High resolution electron spin resonance microscopy (ESRM) can provide a 3-Dimensional view of medically relevant information such as oxygen concentration, viscosity, and diffusion coefficients in biological systems. In magnetic resonance imaging, resolution is typically limited by the number of available spins in a single imaging voxel and molecular diffusion. However, due to the shorter time scale, ESRM resolution is less affected by the diffusion. The ESRM instrument developed at ACERT can detect as small as ~107 spins (NMR microscopy can detect ~1012 spins), and can produce very intense gradient pulses, permitting sub-micron resolution. A high spin sample, i.e. LiPc crystal, which has ~108 electron spins per μm3, can be considered as an ideal sample for demonstrating this resolution. An ESR image with sub-micron resolution was obtained as shown in Figure 1(a), with resolution of ~0.7x0.75x7.5 μm or a single imaging voxel size of 4 μm3. This is an improvement of ~20 over our earlier published results. The peak gradient strength is now 75 T/m for X and 47 T/m for Y. For biomedical applications with water soluble spin probes, such as Trityl, the available spin concentration in 1mM solution is ~6x105 spins per μm3. Thus, the number of spins available in a single voxel limits the resolution obtainable in reasonable imaging times. As an example mouse leg tissue with PC3 tumor was imaged as shown in Figure 1(b). The estimated resolution is ~20x20x20 μm (we achieve even better resolution in some other cases). After taking ESRM images with different τ's, an amplitude image and T2 image can be generated as shown in the bottom row. After calibration with a known sample, the oxygen concentration image in the tissue can be generated from the T2 image. These images can also be used to calibrate standard EPR imaging, which may not show the heterogeneity of the Trityl concentrations in the tissue, due to its lower resolution (ca. 1mm).

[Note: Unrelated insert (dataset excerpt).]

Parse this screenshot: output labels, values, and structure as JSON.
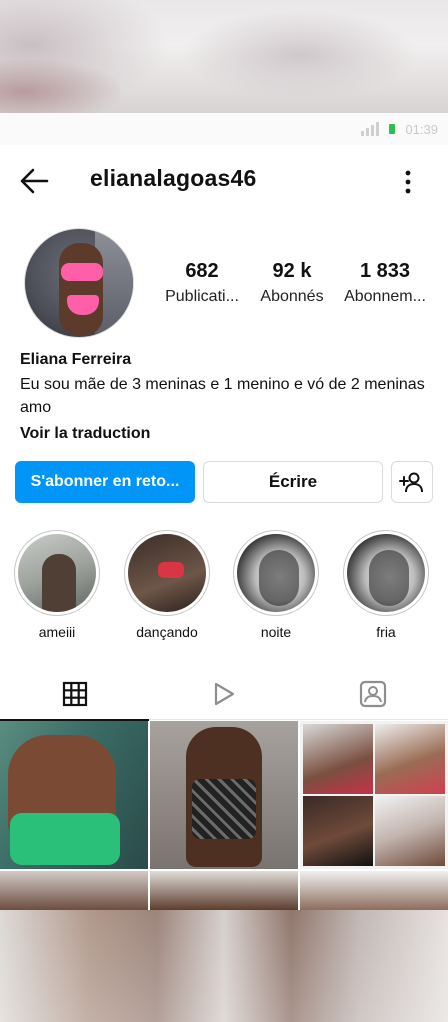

Figure 1. (a) ESRM image of LiPc sample of 55x67x15mm3, estimated resolution ~0.7x0.75x7.5 μm (Inset is optical image of the sample), (b) Optical image of mouse leg tissue with PC3 tumor and ESRM images of various τ's in the top row and corresponding amplitude or T2 image in the bottom row (tissue with higher Trityl concentration, marked in red dashed line in the amplitude image showed shorter T2 in the T2 image).

Chang S. Shin, Curt R. Dunnam, Peter P. Borbat, Boris Dzikovski (National Biomedical Center for Advanced ESR Technology, Dept of Chemistry and Chemical Biology, Cornell University)
Gene Barth, Howard Halpern (Department of Radiation and Cellular Oncology, University of Chicago)
Michael Shklyar (Schulich Faculty of Chemistry, Technion--Israel Institute of Technology) Jack H. Freed (National Biomedical Center for Advanced ESR Technology, Dept of Chemistry and Chemical Biology, Cornell University)
July, 2010